PROBLEM DESCRIPTION:
In the records below, copy the line that contains "Enumerate this screenshot's" and each line after it, word for word, through the last.

MATERIAL FOR THE TASK:

================

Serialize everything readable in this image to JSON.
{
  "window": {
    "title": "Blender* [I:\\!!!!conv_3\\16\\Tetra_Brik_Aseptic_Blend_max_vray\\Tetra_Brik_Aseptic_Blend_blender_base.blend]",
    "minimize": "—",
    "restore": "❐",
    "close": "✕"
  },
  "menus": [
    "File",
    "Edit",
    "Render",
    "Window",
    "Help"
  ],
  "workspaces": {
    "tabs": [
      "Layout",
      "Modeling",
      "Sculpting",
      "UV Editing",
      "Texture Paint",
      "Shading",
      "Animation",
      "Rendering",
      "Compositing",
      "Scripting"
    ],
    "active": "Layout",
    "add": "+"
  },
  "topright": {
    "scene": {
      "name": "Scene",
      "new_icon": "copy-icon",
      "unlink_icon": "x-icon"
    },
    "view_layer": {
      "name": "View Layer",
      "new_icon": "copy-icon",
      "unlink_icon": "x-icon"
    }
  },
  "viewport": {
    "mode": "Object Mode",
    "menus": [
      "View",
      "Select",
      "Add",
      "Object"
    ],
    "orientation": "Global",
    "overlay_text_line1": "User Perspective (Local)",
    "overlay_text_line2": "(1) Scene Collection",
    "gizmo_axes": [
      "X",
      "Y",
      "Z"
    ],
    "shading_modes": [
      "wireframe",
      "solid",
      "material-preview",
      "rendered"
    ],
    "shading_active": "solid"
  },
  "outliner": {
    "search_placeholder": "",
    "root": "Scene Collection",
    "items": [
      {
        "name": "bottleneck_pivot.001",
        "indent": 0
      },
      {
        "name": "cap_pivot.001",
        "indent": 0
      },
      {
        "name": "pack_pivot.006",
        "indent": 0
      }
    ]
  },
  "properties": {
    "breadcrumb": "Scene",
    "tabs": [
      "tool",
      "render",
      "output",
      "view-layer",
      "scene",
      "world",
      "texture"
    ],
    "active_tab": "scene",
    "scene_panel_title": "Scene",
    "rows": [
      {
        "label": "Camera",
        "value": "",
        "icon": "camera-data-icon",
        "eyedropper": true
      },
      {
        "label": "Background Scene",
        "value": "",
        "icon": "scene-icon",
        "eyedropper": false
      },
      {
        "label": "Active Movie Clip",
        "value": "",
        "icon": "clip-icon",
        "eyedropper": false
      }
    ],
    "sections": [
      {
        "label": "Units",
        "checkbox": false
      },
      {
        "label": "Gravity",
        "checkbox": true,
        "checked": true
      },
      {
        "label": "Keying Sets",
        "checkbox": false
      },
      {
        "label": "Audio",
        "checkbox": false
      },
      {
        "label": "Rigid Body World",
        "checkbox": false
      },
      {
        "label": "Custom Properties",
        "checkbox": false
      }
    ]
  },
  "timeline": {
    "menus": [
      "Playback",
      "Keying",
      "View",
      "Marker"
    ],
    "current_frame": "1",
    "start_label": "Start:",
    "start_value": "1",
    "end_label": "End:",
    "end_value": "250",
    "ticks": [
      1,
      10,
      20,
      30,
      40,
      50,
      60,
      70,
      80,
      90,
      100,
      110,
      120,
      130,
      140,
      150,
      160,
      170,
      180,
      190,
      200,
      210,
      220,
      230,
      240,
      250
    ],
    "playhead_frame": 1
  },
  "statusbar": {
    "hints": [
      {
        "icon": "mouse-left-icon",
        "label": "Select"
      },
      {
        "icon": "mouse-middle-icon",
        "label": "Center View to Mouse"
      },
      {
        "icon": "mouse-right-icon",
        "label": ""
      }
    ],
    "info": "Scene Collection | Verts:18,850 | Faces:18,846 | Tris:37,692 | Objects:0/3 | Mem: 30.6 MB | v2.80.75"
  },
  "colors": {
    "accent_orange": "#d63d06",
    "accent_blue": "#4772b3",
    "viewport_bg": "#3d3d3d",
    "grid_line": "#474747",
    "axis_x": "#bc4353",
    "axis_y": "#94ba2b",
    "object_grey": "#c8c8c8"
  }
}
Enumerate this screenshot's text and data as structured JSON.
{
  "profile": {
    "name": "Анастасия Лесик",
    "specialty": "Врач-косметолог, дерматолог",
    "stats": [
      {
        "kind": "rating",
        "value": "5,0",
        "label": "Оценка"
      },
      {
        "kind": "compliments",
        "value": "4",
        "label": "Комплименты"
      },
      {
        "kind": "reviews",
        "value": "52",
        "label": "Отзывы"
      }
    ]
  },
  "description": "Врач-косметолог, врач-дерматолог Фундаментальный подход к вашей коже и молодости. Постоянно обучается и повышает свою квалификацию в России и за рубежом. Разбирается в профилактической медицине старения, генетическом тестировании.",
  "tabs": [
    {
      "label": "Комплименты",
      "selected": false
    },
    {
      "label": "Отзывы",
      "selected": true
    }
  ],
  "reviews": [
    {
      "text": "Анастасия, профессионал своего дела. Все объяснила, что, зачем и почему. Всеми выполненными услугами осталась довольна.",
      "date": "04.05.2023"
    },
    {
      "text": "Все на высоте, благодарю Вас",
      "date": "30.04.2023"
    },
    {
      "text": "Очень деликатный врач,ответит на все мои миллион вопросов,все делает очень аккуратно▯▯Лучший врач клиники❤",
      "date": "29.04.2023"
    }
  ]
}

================

RESPONSE:
Enumerate this screenshot's text and data as structured JSON.
{
  "profile": {
    "name": "Анастасия Лесик",
    "specialty": "Врач-косметолог, дерматолог",
    "stats": [
      {
        "kind": "rating",
        "value": "5,0",
        "label": "Оценка"
      },
      {
        "kind": "compliments",
        "value": "4",
        "label": "Комплименты"
      },
      {
        "kind": "reviews",
        "value": "52",
        "label": "Отзывы"
      }
    ]
  },
  "description": "Врач-косметолог, врач-дерматолог Фундаментальный подход к вашей коже и молодости. Постоянно обучается и повышает свою квалификацию в России и за рубежом. Разбирается в профилактической медицине старения, генетическом тестировании.",
  "tabs": [
    {
      "label": "Комплименты",
      "selected": false
    },
    {
      "label": "Отзывы",
      "selected": true
    }
  ],
  "reviews": [
    {
      "text": "Анастасия, профессионал своего дела. Все объяснила, что, зачем и почему. Всеми выполненными услугами осталась довольна.",
      "date": "04.05.2023"
    },
    {
      "text": "Все на высоте, благодарю Вас",
      "date": "30.04.2023"
    },
    {
      "text": "Очень деликатный врач,ответит на все мои миллион вопросов,все делает очень аккуратно▯▯Лучший врач клиники❤",
      "date": "29.04.2023"
    }
  ]
}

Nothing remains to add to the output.